Entries from a dataset of interfaces
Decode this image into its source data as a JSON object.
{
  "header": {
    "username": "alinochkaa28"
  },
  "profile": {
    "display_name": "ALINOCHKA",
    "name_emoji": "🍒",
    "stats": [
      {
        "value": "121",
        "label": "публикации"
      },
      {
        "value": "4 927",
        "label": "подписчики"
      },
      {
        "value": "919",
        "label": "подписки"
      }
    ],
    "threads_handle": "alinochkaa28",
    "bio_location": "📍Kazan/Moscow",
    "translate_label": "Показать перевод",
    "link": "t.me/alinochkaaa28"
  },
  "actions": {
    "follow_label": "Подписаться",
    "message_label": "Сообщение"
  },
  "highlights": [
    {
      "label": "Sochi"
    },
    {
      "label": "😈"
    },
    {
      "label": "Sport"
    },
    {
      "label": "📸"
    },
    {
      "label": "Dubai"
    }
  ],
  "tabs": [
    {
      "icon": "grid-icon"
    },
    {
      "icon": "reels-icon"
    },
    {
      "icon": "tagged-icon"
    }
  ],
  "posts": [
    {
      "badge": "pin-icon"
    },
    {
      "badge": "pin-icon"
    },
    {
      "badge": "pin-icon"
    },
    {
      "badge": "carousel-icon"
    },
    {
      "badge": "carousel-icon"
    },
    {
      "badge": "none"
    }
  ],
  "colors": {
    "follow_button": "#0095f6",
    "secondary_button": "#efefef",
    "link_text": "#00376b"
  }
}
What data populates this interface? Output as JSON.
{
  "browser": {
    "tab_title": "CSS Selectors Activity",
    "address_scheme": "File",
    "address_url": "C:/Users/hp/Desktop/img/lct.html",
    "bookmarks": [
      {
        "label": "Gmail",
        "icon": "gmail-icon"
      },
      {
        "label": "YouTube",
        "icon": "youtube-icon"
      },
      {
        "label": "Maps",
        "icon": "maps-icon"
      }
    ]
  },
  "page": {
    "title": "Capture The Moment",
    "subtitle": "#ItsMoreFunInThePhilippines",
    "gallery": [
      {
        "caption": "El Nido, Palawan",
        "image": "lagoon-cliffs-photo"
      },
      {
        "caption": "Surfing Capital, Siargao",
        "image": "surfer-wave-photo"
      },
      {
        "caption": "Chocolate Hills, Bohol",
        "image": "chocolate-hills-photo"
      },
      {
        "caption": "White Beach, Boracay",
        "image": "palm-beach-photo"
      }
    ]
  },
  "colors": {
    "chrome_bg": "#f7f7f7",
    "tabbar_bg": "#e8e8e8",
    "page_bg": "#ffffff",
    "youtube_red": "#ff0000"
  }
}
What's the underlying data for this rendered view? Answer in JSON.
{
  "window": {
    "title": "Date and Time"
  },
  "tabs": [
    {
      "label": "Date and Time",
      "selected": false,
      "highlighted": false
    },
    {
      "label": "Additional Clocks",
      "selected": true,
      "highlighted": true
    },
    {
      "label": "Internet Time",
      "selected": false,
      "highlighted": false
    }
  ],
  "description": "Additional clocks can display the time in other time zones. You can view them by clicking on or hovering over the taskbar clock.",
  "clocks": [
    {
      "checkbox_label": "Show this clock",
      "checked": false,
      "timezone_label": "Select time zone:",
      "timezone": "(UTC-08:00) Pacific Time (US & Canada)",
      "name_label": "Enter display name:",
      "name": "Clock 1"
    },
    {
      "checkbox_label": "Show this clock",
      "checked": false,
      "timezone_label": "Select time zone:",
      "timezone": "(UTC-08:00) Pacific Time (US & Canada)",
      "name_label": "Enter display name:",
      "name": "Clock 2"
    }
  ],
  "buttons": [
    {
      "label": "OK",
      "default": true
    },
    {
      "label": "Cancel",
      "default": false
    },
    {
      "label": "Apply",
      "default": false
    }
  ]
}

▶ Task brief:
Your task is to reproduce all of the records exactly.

▶ Finished exercise:
Decode this image into its source data as a JSON object.
{
  "header": {
    "username": "alinochkaa28"
  },
  "profile": {
    "display_name": "ALINOCHKA",
    "name_emoji": "🍒",
    "stats": [
      {
        "value": "121",
        "label": "публикации"
      },
      {
        "value": "4 927",
        "label": "подписчики"
      },
      {
        "value": "919",
        "label": "подписки"
      }
    ],
    "threads_handle": "alinochkaa28",
    "bio_location": "📍Kazan/Moscow",
    "translate_label": "Показать перевод",
    "link": "t.me/alinochkaaa28"
  },
  "actions": {
    "follow_label": "Подписаться",
    "message_label": "Сообщение"
  },
  "highlights": [
    {
      "label": "Sochi"
    },
    {
      "label": "😈"
    },
    {
      "label": "Sport"
    },
    {
      "label": "📸"
    },
    {
      "label": "Dubai"
    }
  ],
  "tabs": [
    {
      "icon": "grid-icon"
    },
    {
      "icon": "reels-icon"
    },
    {
      "icon": "tagged-icon"
    }
  ],
  "posts": [
    {
      "badge": "pin-icon"
    },
    {
      "badge": "pin-icon"
    },
    {
      "badge": "pin-icon"
    },
    {
      "badge": "carousel-icon"
    },
    {
      "badge": "carousel-icon"
    },
    {
      "badge": "none"
    }
  ],
  "colors": {
    "follow_button": "#0095f6",
    "secondary_button": "#efefef",
    "link_text": "#00376b"
  }
}
What data populates this interface? Output as JSON.
{
  "browser": {
    "tab_title": "CSS Selectors Activity",
    "address_scheme": "File",
    "address_url": "C:/Users/hp/Desktop/img/lct.html",
    "bookmarks": [
      {
        "label": "Gmail",
        "icon": "gmail-icon"
      },
      {
        "label": "YouTube",
        "icon": "youtube-icon"
      },
      {
        "label": "Maps",
        "icon": "maps-icon"
      }
    ]
  },
  "page": {
    "title": "Capture The Moment",
    "subtitle": "#ItsMoreFunInThePhilippines",
    "gallery": [
      {
        "caption": "El Nido, Palawan",
        "image": "lagoon-cliffs-photo"
      },
      {
        "caption": "Surfing Capital, Siargao",
        "image": "surfer-wave-photo"
      },
      {
        "caption": "Chocolate Hills, Bohol",
        "image": "chocolate-hills-photo"
      },
      {
        "caption": "White Beach, Boracay",
        "image": "palm-beach-photo"
      }
    ]
  },
  "colors": {
    "chrome_bg": "#f7f7f7",
    "tabbar_bg": "#e8e8e8",
    "page_bg": "#ffffff",
    "youtube_red": "#ff0000"
  }
}
What's the underlying data for this rendered view? Answer in JSON.
{
  "window": {
    "title": "Date and Time"
  },
  "tabs": [
    {
      "label": "Date and Time",
      "selected": false,
      "highlighted": false
    },
    {
      "label": "Additional Clocks",
      "selected": true,
      "highlighted": true
    },
    {
      "label": "Internet Time",
      "selected": false,
      "highlighted": false
    }
  ],
  "description": "Additional clocks can display the time in other time zones. You can view them by clicking on or hovering over the taskbar clock.",
  "clocks": [
    {
      "checkbox_label": "Show this clock",
      "checked": false,
      "timezone_label": "Select time zone:",
      "timezone": "(UTC-08:00) Pacific Time (US & Canada)",
      "name_label": "Enter display name:",
      "name": "Clock 1"
    },
    {
      "checkbox_label": "Show this clock",
      "checked": false,
      "timezone_label": "Select time zone:",
      "timezone": "(UTC-08:00) Pacific Time (US & Canada)",
      "name_label": "Enter display name:",
      "name": "Clock 2"
    }
  ],
  "buttons": [
    {
      "label": "OK",
      "default": true
    },
    {
      "label": "Cancel",
      "default": false
    },
    {
      "label": "Apply",
      "default": false
    }
  ]
}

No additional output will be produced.